Ride-hailing as an industry has revolutionised how we move around our cities, introducing reliability, safety and convenience for consumers; and for drivers, an earning opportunity in which they can set the pace of their work and essentially be their own boss.
However, only a fraction of Kenyans use ride-hailing on a daily basis, an indication of the massive potential that yet remains to be realised.
The Ministry of Transport, Infrastructure, Housing, Urban Development and Public Works gazetted regulations for the ride-hailing industry. This is a commendable step aimed at introducing frameworks to position the ride-hailing marketplace for growth including the drivers who earn an income from it.
While there are benefits to progressive regulations, it’s worth taking a step back to review the broader impacts of the regulations, particularly the 18 percent commission cap.
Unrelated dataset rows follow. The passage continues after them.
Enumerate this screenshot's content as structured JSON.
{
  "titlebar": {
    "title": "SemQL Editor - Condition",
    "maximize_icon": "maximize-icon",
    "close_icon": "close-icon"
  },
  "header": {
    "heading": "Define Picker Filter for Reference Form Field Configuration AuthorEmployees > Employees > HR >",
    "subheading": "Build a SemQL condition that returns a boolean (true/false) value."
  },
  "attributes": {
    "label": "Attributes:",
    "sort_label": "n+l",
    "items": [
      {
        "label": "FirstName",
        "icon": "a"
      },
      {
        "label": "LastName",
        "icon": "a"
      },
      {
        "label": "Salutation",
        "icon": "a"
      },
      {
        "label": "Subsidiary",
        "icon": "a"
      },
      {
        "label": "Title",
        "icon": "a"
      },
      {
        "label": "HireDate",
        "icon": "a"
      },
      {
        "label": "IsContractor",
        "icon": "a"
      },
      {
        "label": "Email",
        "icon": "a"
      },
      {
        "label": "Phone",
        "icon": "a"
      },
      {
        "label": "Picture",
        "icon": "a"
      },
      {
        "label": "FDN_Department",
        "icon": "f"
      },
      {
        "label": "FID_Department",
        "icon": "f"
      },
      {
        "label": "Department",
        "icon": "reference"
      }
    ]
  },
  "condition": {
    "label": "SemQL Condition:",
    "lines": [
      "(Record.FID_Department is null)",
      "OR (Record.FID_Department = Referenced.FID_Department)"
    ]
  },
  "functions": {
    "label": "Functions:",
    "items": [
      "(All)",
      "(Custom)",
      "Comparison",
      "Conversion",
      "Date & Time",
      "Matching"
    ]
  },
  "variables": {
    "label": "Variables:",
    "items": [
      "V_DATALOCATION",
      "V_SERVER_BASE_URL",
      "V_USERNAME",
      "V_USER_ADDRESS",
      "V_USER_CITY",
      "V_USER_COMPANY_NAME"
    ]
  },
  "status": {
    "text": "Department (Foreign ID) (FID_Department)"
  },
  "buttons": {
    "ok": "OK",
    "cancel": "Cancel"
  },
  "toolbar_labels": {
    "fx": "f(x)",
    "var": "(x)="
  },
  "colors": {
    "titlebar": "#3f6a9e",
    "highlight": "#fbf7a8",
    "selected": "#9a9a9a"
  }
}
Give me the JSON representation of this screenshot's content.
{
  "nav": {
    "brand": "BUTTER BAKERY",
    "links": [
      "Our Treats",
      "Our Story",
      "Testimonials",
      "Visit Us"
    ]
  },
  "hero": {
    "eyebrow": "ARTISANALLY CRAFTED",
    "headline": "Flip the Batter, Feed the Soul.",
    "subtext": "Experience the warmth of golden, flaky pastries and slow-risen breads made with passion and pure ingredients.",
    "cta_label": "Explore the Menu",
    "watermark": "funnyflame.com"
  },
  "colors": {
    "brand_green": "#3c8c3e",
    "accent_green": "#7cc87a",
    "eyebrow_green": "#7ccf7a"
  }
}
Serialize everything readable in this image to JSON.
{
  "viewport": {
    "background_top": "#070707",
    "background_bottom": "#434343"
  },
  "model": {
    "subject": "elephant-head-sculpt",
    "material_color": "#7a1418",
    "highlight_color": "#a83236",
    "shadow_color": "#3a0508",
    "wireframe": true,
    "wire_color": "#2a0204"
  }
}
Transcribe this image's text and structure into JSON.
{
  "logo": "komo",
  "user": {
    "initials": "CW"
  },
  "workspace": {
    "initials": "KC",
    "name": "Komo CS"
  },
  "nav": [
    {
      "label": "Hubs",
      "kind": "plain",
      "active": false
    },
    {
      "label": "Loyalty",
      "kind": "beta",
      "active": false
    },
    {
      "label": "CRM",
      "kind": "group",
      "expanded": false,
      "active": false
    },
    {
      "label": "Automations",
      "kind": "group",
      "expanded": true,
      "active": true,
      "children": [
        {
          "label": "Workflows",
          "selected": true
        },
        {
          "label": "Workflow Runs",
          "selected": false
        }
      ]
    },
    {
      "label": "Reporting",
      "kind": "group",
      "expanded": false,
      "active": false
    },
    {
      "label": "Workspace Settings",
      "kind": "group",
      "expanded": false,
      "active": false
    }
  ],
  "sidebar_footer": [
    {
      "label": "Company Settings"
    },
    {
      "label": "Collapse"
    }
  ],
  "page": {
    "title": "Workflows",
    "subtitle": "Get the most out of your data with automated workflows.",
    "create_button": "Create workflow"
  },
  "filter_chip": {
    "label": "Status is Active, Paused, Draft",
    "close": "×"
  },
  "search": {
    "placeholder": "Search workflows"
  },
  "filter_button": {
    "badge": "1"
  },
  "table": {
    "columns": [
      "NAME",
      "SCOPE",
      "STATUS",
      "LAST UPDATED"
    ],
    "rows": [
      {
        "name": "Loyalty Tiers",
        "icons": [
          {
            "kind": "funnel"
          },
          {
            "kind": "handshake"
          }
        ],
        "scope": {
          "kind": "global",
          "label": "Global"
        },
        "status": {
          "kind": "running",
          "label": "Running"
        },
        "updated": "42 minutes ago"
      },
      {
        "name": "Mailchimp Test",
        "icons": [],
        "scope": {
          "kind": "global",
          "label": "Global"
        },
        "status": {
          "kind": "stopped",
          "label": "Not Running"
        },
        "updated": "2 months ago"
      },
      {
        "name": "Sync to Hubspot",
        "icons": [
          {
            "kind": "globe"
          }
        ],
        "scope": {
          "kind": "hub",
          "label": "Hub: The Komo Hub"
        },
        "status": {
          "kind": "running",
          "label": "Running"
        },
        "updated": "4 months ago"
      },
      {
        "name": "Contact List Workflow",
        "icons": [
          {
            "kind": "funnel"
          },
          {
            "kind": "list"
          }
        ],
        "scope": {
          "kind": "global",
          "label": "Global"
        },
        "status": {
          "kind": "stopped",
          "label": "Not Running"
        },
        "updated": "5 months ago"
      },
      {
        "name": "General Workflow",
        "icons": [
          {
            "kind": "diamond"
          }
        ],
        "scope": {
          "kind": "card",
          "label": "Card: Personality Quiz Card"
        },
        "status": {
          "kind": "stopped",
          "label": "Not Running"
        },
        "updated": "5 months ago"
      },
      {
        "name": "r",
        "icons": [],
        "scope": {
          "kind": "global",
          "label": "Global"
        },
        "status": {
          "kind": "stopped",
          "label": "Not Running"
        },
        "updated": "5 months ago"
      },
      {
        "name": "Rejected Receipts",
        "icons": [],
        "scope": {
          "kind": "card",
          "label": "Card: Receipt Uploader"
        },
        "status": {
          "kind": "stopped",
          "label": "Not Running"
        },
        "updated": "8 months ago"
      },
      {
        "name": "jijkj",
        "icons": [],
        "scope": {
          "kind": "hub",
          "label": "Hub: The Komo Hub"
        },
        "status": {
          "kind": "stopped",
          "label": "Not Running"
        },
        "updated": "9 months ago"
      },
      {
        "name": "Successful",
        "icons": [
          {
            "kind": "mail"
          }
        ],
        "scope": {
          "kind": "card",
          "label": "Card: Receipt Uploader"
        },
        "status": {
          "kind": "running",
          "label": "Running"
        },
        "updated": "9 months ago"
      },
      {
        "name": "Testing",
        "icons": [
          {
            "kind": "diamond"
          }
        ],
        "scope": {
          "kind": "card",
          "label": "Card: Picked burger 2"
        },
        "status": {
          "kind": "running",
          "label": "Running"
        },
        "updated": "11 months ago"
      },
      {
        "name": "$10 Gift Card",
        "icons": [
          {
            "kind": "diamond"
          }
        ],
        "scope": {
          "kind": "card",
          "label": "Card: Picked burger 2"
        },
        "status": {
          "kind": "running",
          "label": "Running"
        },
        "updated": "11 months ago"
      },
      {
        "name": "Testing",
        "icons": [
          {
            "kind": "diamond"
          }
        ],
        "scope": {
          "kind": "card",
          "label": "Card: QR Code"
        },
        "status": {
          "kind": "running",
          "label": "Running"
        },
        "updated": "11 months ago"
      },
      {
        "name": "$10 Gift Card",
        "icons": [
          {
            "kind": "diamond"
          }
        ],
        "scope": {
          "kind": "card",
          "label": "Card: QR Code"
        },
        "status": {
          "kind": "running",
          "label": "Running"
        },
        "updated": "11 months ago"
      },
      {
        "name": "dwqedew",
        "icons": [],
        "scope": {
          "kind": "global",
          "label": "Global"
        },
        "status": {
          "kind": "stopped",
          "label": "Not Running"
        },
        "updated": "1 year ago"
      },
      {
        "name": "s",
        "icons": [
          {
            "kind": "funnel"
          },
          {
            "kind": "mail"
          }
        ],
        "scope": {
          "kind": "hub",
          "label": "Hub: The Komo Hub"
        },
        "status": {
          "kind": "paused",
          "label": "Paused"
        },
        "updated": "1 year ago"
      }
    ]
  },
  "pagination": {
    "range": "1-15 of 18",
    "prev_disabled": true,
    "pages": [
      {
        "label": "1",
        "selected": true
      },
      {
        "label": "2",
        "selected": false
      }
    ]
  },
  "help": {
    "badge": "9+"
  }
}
According to a study by KPMG, the three main challenges with a commission cap are the potential dissuasion of foreign investment in the sector, an increase in trip fares thereby affecting rider demand and lower market profitability, which would affect the entry of new players into the industry.
As our country navigates the path to economic growth, it is imperative that we create opportunities for investment and the rebuilding of critical sectors and industries.
Progressive regulations could emanate in tens of thousands of new business opportunities being created to meet the ever-increasing public demand for safe, efficient and low-cost mobility options across Kenya.
To enable industry growth, a conducive and competitive environment for business is critical. In a healthy marketplace, drivers and riders would be free to choose the app best suited to their evolving needs.
In this scenario, drivers have earnings to take home after tending to their operating and financial expenses; riders find trips affordable to enable them to use the service repeatedly, and platforms are able to make a profit after catering to their operating costs.
A collaborative approach is important in substantively addressing the needs of platform workers, particularly by exploring the challenges in their immediate operating environment. What are the costs that they are faced with and how can the public and private sectors step in to provide relief?
Providing a platform where drivers can make substantial earnings has always been a priority for Uber, which regularly conducts in-depth reviews to ensure that the platform remains a viable economic opportunity for drivers, as well as an affordable option for riders.
In March and June of this year, Uber implemented increases on fares for trips, having looked into market pressures closely and gathering feedback from drivers and riders.
The current regulations stipulate the maintenance of certain records and their submission to the authorities upon their request. These include the name and relevant identification details of passengers such as date, time and location of pick-up and drop-off relating to the ride-hailing operator.
A successful private sector depends on a data governance framework that encourages innovation and better decision-making. As a country, we are already taking strides in the right direction with the recently introduced Kenya Data Protection regulations.
As we build other industries, it’s important to ensure that we maintain a data governance framework that guides the development of industry-enhancing policies.
The writer is head of East Africa, Uber



Joseph Muongi

Financial.co.ke was founded by Mr. Joseph Muongi Kamau. He holds a Master of Science in Finance, Bachelors of Science in Actuarial Science and a Certificate of proficiencty in insurance. He's also the lead financial consultant.